Economic View It’s an Election, Not a Revolution By TYLER COWEN NYT: February 17, 2008
It has become common wisdom that the battle for the presidency is all about the economy...Fundamentally, democracy is not a finely tuned mechanism that can be used to direct economic policy as a lever might lift a pulley. The connection between what voters want, or think they want, and what ultimately happens in the economy, is far less direct.
Voters may be concerned about the economy, but there is little evidence that the electorate, as a whole, really wants to engage in close consideration of economics. The current campaign season is a case in point...
On the Republican side, the situation is no better. The candidates have generally sought to cloak themselves in the mantle of Ronald Reagan, emphasizing his conservative principles, particularly his disdain for big government.

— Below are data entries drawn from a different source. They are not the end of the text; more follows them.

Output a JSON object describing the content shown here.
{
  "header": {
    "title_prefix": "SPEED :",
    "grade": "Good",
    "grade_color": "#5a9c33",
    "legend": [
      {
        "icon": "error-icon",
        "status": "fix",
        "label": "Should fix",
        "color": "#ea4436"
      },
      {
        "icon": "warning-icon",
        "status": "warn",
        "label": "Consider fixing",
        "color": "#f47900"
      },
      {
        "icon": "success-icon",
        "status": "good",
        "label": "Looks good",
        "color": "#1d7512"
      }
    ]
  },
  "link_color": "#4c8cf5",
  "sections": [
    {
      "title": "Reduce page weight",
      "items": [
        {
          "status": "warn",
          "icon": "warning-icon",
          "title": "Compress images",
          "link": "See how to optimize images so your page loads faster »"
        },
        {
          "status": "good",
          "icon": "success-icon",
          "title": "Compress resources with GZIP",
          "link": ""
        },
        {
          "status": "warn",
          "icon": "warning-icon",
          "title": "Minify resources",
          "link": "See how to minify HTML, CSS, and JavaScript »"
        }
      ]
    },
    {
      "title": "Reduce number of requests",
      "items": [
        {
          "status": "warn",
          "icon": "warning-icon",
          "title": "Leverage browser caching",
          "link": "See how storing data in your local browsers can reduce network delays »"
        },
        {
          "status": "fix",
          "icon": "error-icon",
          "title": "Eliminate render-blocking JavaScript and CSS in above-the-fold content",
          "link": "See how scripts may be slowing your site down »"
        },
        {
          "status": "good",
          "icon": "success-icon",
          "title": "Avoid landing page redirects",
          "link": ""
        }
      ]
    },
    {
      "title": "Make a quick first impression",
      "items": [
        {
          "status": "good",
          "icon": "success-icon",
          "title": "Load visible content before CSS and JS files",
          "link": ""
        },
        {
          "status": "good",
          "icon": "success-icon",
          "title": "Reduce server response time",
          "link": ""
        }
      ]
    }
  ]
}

But they might have stressed how President Reagan improved funding for the Social Security system or how he engineered what was then the largest tax increase in American history. In fact, the economic policies of his administration and that of Bill Clinton were marked by more continuity than change — and it is no accident that both administrations were happy to work with Alan Greenspan...
A Democratic president may propose more spending on social services, but most of the federal budget is on automatic pilot. Furthermore, even if a Republican president wanted to cut back on such mandates, the bulk of them are here to stay.
Yes, the election does matter. Even small differences on economic issues affect millions of Americans. But the record of the Bush administration should prove sobering to all those who expect the American political economy to turn around in the next four years.
Many conservative and libertarian economists supported President Bush, thinking they would be getting policy drawn from the work of Milton Friedman and Martin Feldstein, two respected market-oriented economists. Instead, in economics, the Bush years have brought an increase in domestic government spending, and some poorly-thought-out privatization plans. For all the talk of an extreme right-wing revolution, government transfer programs like Social Security and Medicare have continued to grow. And despite big mistakes involving the Iraq war, Mr. Bush wasn’t punished by voters in 2004.
Of course, an administration can make big economic changes. The New Deal brought about a revolution in economic policy — but those were special circumstances. The United States was in a very deep depression, and the concept of economic planning was sweeping the world. That period is an exception; it does not reflect the general tendency of the American political system, which usually operates by checks and balances. Shifts in economic policy are usually quite moderate.
The reality is that democracy is a very blunt instrument, and in today’s environment we are choosing between ways of muddling through. We may hear that the election is about different visions for America’s future, but the pitches may be more akin to selling different brands of soap.
We hear so many superficial messages precisely because most American voters have neither the knowledge nor the commitment to evaluate the pronouncements of politicians on economic issues. It is no accident that the most influential political science book of the last year has been “The Myth of the Rational Voter,” by Bryan Caplan. The book shows that many voters are ill-informed or even irrational; many economic issues are complex, and each voter knows that he or she will not determine the final outcome.
Rather than being cynics, we should be realists. Democracy is reasonably good at some things: pushing scoundrels out of office, checking their worst excesses by requiring openness, and simply giving large numbers of people the feeling of having a voice. Democracy is not nearly as good at others: holding politicians accountable for their economic promises or translating the preferences of intellectuals into public policy.
THAT might sound pessimistic, but it’s not. Many Americans will be living longer, finding new sources of learning and recreation, creating more rewarding jobs, striking up new loves and friendships, and, yes, earning more money. Just don’t expect most of these gains to come out of the voting booth or, for that matter, Washington.
And if you’re still worrying about how to vote, I have two pieces of advice. First, spend your time studying foreign policy, where the president has more direct power, and the choice of a candidate makes a much bigger difference. Second, stop worrying and get back to work. Tyler Cowen is a professor of economics at George Mason University.